**Dataset entries**

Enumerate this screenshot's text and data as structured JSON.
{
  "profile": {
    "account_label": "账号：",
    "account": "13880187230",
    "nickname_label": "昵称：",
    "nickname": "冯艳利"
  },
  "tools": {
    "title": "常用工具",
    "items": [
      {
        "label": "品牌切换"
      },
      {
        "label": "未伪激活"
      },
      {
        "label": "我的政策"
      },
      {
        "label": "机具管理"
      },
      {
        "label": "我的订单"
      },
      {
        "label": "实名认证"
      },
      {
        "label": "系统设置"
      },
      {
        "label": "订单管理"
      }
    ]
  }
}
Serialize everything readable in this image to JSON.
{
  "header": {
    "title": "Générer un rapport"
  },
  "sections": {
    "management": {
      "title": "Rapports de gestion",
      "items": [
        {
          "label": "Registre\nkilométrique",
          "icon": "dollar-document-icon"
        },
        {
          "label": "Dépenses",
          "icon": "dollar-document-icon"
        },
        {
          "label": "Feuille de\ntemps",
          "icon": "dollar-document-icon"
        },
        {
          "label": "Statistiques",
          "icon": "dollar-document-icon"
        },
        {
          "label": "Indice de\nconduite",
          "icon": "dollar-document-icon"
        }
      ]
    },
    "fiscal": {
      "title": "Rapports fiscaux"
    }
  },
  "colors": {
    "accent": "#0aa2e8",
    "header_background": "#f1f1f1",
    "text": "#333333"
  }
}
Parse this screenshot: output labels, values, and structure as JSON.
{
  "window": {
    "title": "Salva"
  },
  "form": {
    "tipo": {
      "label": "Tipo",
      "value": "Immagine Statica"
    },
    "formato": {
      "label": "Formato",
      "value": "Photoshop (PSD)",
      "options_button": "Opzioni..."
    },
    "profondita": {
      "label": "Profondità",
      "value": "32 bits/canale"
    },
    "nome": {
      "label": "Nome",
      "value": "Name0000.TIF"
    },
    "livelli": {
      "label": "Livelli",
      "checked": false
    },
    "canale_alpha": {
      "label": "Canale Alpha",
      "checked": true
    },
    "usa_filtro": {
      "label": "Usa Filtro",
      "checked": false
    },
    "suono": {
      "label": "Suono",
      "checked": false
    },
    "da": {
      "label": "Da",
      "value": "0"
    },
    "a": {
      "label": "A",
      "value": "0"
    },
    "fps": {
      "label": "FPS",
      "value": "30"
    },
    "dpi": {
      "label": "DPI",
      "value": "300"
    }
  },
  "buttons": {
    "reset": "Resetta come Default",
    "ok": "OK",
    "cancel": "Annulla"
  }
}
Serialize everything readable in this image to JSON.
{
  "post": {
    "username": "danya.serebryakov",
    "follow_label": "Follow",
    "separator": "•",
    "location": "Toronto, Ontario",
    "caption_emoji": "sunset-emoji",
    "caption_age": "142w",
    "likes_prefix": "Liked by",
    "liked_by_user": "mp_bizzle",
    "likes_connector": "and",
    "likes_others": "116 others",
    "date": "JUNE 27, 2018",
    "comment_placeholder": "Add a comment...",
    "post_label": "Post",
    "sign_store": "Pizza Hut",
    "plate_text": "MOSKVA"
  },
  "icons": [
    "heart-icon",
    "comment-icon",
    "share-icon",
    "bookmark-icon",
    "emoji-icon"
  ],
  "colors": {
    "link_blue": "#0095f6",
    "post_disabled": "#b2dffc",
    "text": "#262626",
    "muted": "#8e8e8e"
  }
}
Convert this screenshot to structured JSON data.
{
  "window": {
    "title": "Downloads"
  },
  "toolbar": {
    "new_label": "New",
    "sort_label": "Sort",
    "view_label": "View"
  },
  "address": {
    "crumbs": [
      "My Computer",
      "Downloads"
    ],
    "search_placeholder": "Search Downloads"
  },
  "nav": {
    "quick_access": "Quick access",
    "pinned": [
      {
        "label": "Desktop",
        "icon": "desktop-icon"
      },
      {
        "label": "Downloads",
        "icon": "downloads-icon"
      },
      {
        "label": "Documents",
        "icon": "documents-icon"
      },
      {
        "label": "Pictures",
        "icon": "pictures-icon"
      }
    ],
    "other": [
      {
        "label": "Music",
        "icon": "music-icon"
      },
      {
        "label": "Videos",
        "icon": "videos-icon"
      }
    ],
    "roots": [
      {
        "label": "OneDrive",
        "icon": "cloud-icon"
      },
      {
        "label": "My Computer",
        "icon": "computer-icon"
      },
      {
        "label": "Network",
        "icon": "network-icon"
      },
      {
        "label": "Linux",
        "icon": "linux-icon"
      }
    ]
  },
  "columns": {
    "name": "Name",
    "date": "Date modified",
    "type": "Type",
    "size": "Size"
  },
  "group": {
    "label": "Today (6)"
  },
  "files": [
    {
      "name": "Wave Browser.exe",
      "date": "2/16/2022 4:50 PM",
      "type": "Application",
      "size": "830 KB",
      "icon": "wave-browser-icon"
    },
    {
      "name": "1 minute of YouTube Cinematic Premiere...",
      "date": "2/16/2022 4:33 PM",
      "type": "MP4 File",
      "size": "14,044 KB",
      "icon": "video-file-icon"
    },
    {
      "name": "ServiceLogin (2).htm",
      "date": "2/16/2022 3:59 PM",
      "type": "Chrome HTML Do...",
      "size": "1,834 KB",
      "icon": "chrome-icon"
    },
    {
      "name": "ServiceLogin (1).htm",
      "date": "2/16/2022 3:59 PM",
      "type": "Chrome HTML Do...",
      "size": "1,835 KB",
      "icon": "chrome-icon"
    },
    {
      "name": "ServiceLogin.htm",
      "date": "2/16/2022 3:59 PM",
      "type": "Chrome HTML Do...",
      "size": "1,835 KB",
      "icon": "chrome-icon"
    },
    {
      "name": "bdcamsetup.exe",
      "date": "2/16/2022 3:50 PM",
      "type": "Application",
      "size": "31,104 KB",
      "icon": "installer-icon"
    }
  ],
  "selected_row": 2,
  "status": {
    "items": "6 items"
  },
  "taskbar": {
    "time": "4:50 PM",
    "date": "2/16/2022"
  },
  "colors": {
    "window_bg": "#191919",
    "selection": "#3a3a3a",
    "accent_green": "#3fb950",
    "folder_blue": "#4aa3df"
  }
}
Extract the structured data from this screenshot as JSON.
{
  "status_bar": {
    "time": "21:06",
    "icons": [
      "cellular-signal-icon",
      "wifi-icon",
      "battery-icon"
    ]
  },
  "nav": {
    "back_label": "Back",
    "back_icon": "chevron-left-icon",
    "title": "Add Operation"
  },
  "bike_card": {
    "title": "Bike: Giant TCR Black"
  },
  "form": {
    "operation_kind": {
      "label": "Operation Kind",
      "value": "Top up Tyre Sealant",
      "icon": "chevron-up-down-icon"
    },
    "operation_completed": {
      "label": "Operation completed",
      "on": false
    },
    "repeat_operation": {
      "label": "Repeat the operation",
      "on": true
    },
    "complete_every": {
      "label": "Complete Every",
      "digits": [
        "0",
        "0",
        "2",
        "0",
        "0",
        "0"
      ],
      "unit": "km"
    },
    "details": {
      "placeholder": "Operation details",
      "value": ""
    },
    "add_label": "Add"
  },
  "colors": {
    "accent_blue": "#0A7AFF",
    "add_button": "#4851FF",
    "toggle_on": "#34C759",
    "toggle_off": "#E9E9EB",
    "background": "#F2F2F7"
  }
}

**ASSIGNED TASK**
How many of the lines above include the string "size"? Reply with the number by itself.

**REPLY TO THE EXERCISE**
7